A balancing account is an accounting mechanism used by regulated utilities to keep track of the difference between projected expenses and actual expenses or projected revenues and actual revenues. When allowed by regulation (this varies greatly from state to state and even sometimes for utilities in the same state), any differences covered by the balancing account are added to or subtracted from future revenue requirements, thus insulating the utility and its customers from risks of revenue or expense deviations. Typical portions of the revenue requirement covered by balancing accounts may include fuel costs and revenue fluctuations due to energy use that differs from the forecast for utilities with revenue decoupling. The use of balancing accounts to stabilize revenues associated with weather conditions is called weather normalization.

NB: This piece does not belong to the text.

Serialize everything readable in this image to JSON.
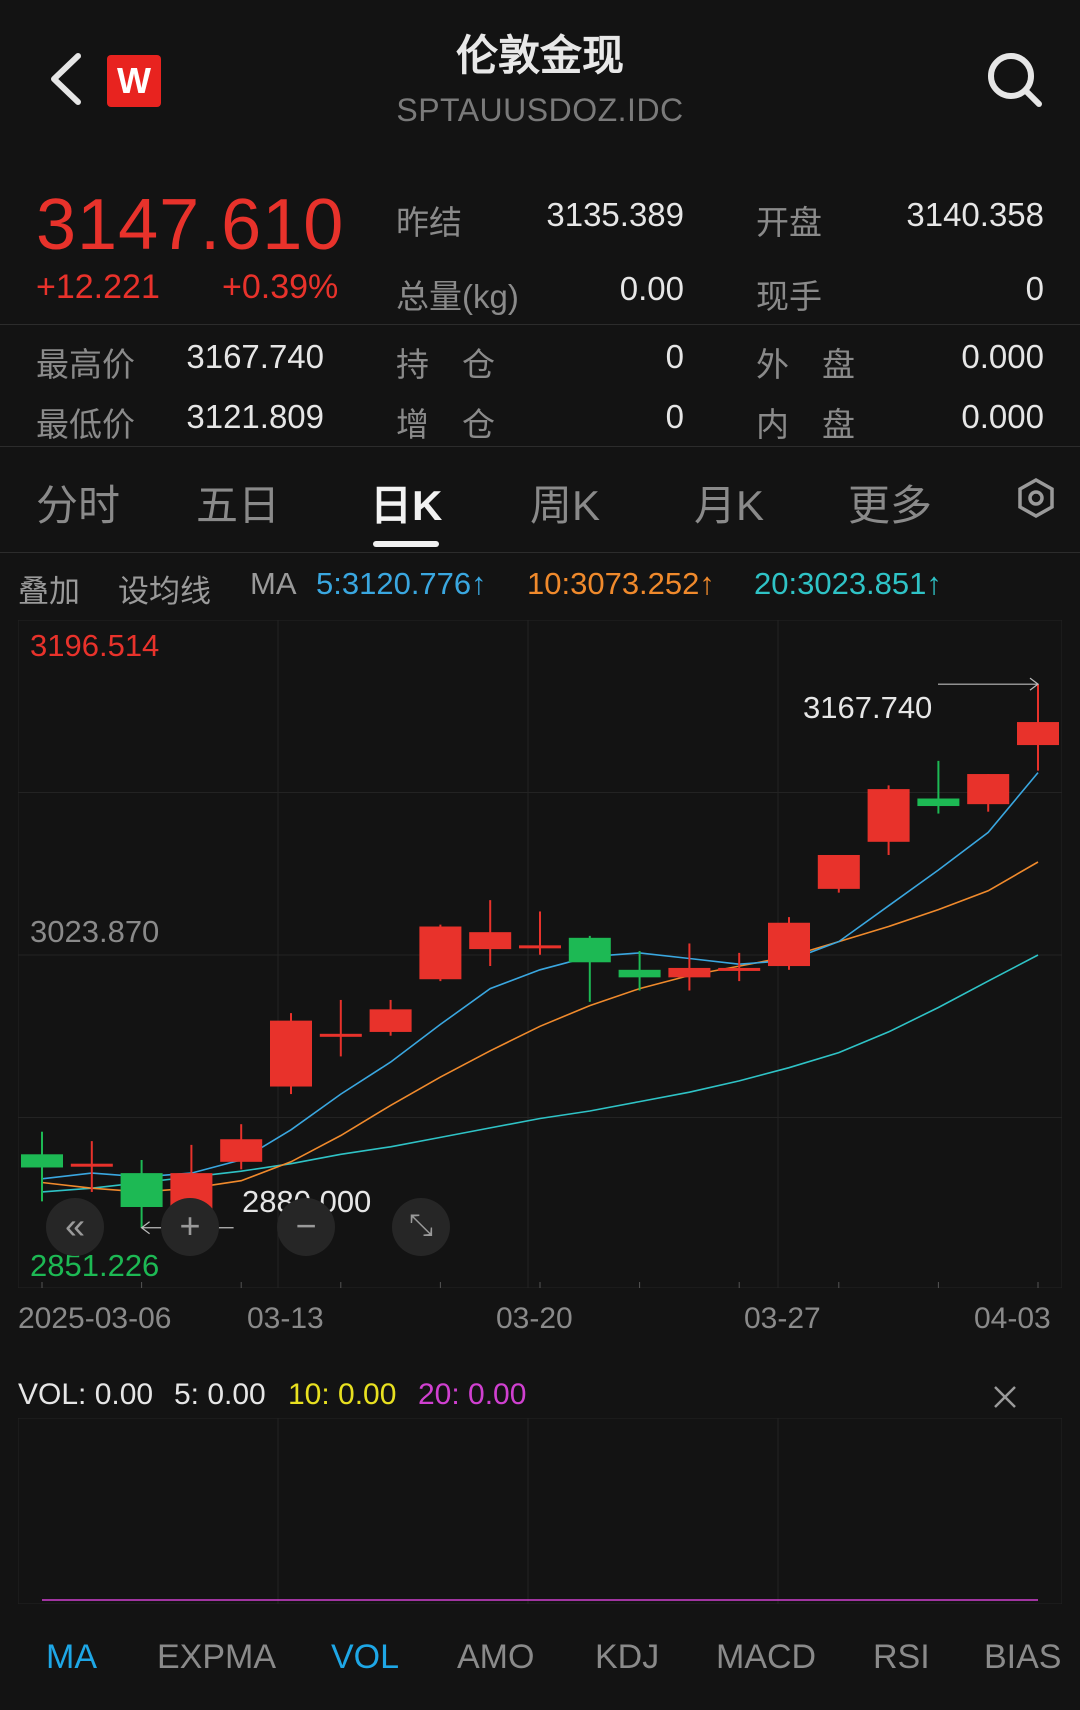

Balancing accounts can be either one-way or two-way. In a two-way balancing account, both overcollections and undercollections are tracked, and they are ultimately returned to or collected from ratepayers. But in a one-way balancing account, costs that fall short of the spending target are returned to ratepayers. If spending exceeds the target, the overage is not recoverable and is borne by shareholders. If the one-way balancing account is tracking revenues, those that fall short of the target are not recoverable and are again borne by shareholders. However, revenues in excess of the target are tracked and returned to ratepayers in a future rate cycle.

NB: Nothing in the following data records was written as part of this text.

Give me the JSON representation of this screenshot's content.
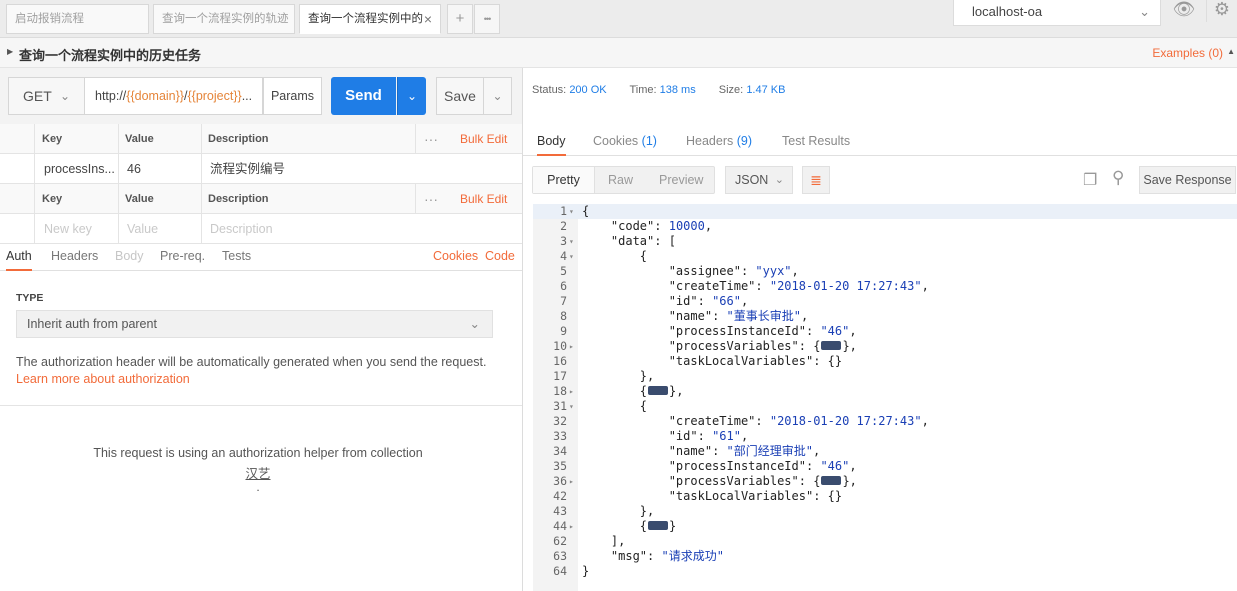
{
  "tabs": [
    {
      "label": "启动报销流程",
      "active": false
    },
    {
      "label": "查询一个流程实例的轨迹",
      "active": false
    },
    {
      "label": "查询一个流程实例中的",
      "active": true
    }
  ],
  "tab_add": "+",
  "tab_more": "•••",
  "environment": "localhost-oa",
  "request_title": "查询一个流程实例中的历史任务",
  "examples_label": "Examples (0)",
  "method": "GET",
  "url": {
    "prefix": "http://",
    "domain": "{{domain}}",
    "slash": "/",
    "project": "{{project}}",
    "rest": "..."
  },
  "params_label": "Params",
  "send_label": "Send",
  "save_label": "Save",
  "params_table": {
    "headers": [
      "Key",
      "Value",
      "Description"
    ],
    "bulk_edit": "Bulk Edit",
    "rows": [
      {
        "key": "processIns...",
        "value": "46",
        "description": "流程实例编号"
      }
    ],
    "headers2": [
      "Key",
      "Value",
      "Description"
    ],
    "placeholders": {
      "key": "New key",
      "value": "Value",
      "description": "Description"
    }
  },
  "request_tabs": [
    "Auth",
    "Headers",
    "Body",
    "Pre-req.",
    "Tests"
  ],
  "cookies_label": "Cookies",
  "code_label": "Code",
  "auth": {
    "type_label": "TYPE",
    "type_value": "Inherit auth from parent",
    "info": "The authorization header will be automatically generated when you send the request.",
    "learn_more": "Learn more about authorization",
    "helper": "This request is using an authorization helper from collection",
    "collection": "汉艺",
    "dot": "."
  },
  "response": {
    "status_label": "Status:",
    "status_value": "200 OK",
    "time_label": "Time:",
    "time_value": "138 ms",
    "size_label": "Size:",
    "size_value": "1.47 KB",
    "tabs": {
      "body": "Body",
      "cookies": "Cookies",
      "cookies_count": "(1)",
      "headers": "Headers",
      "headers_count": "(9)",
      "tests": "Test Results"
    },
    "formats": [
      "Pretty",
      "Raw",
      "Preview"
    ],
    "lang": "JSON",
    "save_response": "Save Response"
  },
  "code_lines": [
    {
      "n": "1",
      "f": "▾",
      "t": "{",
      "hl": true
    },
    {
      "n": "2",
      "f": "",
      "t": "    <span class=\"k\">\"code\"</span>: <span class=\"n\">10000</span>,"
    },
    {
      "n": "3",
      "f": "▾",
      "t": "    <span class=\"k\">\"data\"</span>: ["
    },
    {
      "n": "4",
      "f": "▾",
      "t": "        {"
    },
    {
      "n": "5",
      "f": "",
      "t": "            <span class=\"k\">\"assignee\"</span>: <span class=\"s\">\"yyx\"</span>,"
    },
    {
      "n": "6",
      "f": "",
      "t": "            <span class=\"k\">\"createTime\"</span>: <span class=\"s\">\"2018-01-20 17:27:43\"</span>,"
    },
    {
      "n": "7",
      "f": "",
      "t": "            <span class=\"k\">\"id\"</span>: <span class=\"s\">\"66\"</span>,"
    },
    {
      "n": "8",
      "f": "",
      "t": "            <span class=\"k\">\"name\"</span>: <span class=\"s\">\"董事长审批\"</span>,"
    },
    {
      "n": "9",
      "f": "",
      "t": "            <span class=\"k\">\"processInstanceId\"</span>: <span class=\"s\">\"46\"</span>,"
    },
    {
      "n": "10",
      "f": "▸",
      "t": "            <span class=\"k\">\"processVariables\"</span>: {<span class=\"coll\"></span>},"
    },
    {
      "n": "16",
      "f": "",
      "t": "            <span class=\"k\">\"taskLocalVariables\"</span>: {}"
    },
    {
      "n": "17",
      "f": "",
      "t": "        },"
    },
    {
      "n": "18",
      "f": "▸",
      "t": "        {<span class=\"coll\"></span>},"
    },
    {
      "n": "31",
      "f": "▾",
      "t": "        {"
    },
    {
      "n": "32",
      "f": "",
      "t": "            <span class=\"k\">\"createTime\"</span>: <span class=\"s\">\"2018-01-20 17:27:43\"</span>,"
    },
    {
      "n": "33",
      "f": "",
      "t": "            <span class=\"k\">\"id\"</span>: <span class=\"s\">\"61\"</span>,"
    },
    {
      "n": "34",
      "f": "",
      "t": "            <span class=\"k\">\"name\"</span>: <span class=\"s\">\"部门经理审批\"</span>,"
    },
    {
      "n": "35",
      "f": "",
      "t": "            <span class=\"k\">\"processInstanceId\"</span>: <span class=\"s\">\"46\"</span>,"
    },
    {
      "n": "36",
      "f": "▸",
      "t": "            <span class=\"k\">\"processVariables\"</span>: {<span class=\"coll\"></span>},"
    },
    {
      "n": "42",
      "f": "",
      "t": "            <span class=\"k\">\"taskLocalVariables\"</span>: {}"
    },
    {
      "n": "43",
      "f": "",
      "t": "        },"
    },
    {
      "n": "44",
      "f": "▸",
      "t": "        {<span class=\"coll\"></span>}"
    },
    {
      "n": "62",
      "f": "",
      "t": "    ],"
    },
    {
      "n": "63",
      "f": "",
      "t": "    <span class=\"k\">\"msg\"</span>: <span class=\"s\">\"请求成功\"</span>"
    },
    {
      "n": "64",
      "f": "",
      "t": "}"
    }
  ]
}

Note that a balancing account can be positive (the utility owes ratepayers) or negative (the ratepayers owe the utility). At the beginning of a rate-setting period, rates are set such that the balance is zeroed out, with balances amortized over a certain period of time. Amounts in a balancing account (either positive or negative) typically accrue interest.